LOVED "Brief Lives" and "World's End." I want to spend my days looking up all of the myths and fairy tales this series covers, but I suppose that would take a lifetime. It's refreshing to feel so inspired, though. P. Craig Russell's artwork for "Ramadan" is by far some of the best in the series so far. I'll be kind of sad to finish this collection. It's been a wonderful ride.
Amanda
It is past two A.M., well past the witching hour, and I've just finished The Absolute Sandman, vol. 3. By far, this one has won me, heart and soul...it is mesmerizing in its intimacy, its truths, and its journeys into fantasy and reality. I enjoyed getting to know Delirium and Destruction, seeing their sides, seeing their realms. There were pages in this volume that were simply beautiful to see -- star-studded black skies, swirls of color, making you feel very small indeed.

Loved this.
Sara Q
With this volume, the Sandman artwork has blossomed into something amazing. We're starting to see gorgeous two-page spreads and the page layouts blown open. The stories, too, are all over the place in wonderful ways. This volume made me think about actually owning the set rather than just checking them out from the library as I have been. The time spent with Delirium and Destruction gave such a different sense of the Endless family. I'm looking forward to getting the next volume.
António

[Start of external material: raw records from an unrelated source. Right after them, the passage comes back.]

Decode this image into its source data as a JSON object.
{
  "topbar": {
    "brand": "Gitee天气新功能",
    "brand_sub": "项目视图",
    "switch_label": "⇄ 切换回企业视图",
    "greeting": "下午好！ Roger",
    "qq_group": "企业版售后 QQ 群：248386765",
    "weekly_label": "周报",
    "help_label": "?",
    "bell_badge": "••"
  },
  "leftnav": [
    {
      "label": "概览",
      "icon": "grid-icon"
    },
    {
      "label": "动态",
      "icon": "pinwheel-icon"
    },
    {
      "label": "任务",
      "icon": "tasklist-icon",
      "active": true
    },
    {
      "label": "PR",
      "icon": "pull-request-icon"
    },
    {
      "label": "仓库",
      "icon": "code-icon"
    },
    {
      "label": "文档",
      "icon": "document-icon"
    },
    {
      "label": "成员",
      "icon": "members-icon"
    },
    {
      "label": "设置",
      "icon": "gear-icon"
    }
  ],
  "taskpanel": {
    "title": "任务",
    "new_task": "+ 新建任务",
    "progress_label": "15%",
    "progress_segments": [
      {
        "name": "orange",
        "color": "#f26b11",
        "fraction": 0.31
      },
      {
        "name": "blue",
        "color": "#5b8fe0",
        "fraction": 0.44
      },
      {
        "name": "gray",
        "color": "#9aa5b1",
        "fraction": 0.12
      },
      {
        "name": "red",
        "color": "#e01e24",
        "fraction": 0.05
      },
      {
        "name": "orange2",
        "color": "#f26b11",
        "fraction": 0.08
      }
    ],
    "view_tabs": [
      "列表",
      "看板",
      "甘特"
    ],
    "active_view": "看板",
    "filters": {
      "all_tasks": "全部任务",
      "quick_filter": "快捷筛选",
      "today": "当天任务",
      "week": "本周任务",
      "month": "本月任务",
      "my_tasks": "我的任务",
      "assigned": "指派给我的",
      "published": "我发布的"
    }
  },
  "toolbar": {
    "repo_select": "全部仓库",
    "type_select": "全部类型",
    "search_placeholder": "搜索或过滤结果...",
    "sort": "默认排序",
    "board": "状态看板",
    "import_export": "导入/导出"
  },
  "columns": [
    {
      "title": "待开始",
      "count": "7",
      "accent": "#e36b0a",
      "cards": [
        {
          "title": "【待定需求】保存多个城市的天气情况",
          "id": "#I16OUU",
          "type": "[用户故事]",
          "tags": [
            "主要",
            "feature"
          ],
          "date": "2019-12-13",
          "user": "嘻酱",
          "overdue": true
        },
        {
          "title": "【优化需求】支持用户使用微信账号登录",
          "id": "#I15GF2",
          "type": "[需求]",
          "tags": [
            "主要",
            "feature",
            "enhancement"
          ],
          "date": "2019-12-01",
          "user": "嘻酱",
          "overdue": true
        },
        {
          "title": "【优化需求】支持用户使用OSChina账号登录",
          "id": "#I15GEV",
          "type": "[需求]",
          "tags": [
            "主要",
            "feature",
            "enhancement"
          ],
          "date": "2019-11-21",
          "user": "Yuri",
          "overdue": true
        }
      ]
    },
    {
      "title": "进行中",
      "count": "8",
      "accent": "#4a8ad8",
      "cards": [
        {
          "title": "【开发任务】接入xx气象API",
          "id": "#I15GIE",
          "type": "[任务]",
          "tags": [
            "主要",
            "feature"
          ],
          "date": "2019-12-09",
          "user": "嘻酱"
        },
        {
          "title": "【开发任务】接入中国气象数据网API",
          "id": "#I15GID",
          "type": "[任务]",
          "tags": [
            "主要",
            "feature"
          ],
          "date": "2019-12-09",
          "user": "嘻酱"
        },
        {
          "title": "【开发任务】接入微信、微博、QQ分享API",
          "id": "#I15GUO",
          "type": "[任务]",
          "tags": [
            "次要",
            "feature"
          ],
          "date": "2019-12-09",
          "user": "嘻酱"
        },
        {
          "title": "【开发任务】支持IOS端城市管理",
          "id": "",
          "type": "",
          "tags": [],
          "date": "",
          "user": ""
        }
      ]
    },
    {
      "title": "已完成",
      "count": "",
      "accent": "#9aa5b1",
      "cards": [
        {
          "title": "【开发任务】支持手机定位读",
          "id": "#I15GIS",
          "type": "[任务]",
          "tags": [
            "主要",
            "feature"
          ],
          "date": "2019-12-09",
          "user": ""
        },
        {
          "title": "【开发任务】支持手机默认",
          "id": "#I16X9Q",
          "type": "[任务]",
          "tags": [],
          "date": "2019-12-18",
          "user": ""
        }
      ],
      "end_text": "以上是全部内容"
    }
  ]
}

The stories of Vertigo's Sandman were the first that grabbed me like if it was a deeply captivating novel. Expanding on DC's not-so-explored TheEndless suit of characters, this epic saga, penned by Neil Gaiman, made me just to want to keep on reading and reading a d reading and actually making me fear that, as I did that, that the end of it was drawing nearer.
Without a doubt, the literary work that made me pick up comica again... and nothing has come close to it since then.
« previous 1 3 4 5 6 7 8 9 99 100 next »
There are no discussion topics on this book yet. Be the first to start one »
  • Lucifer, Vol. 7: Exodus (Lucifer, #7)
  • Absolute Dark Knight
  • Fables: The Deluxe Edition, Vol. 2
  • Hellboy Library Edition, Volume 3: Conqueror Worm and Strange Places (Hellboy, #5-6)
  • Y: The Last Man - The Deluxe Edition Book Two
  • Delirium's Party: A Little Endless Storybook
  • The Sandman Companion
  • Absolute Promethea 1
  • The Books of Magic: Bindings (The Books of Magic #1)
American Gods (American Gods, #1) Coraline The Graveyard Book Neverwhere Stardust

Share This Book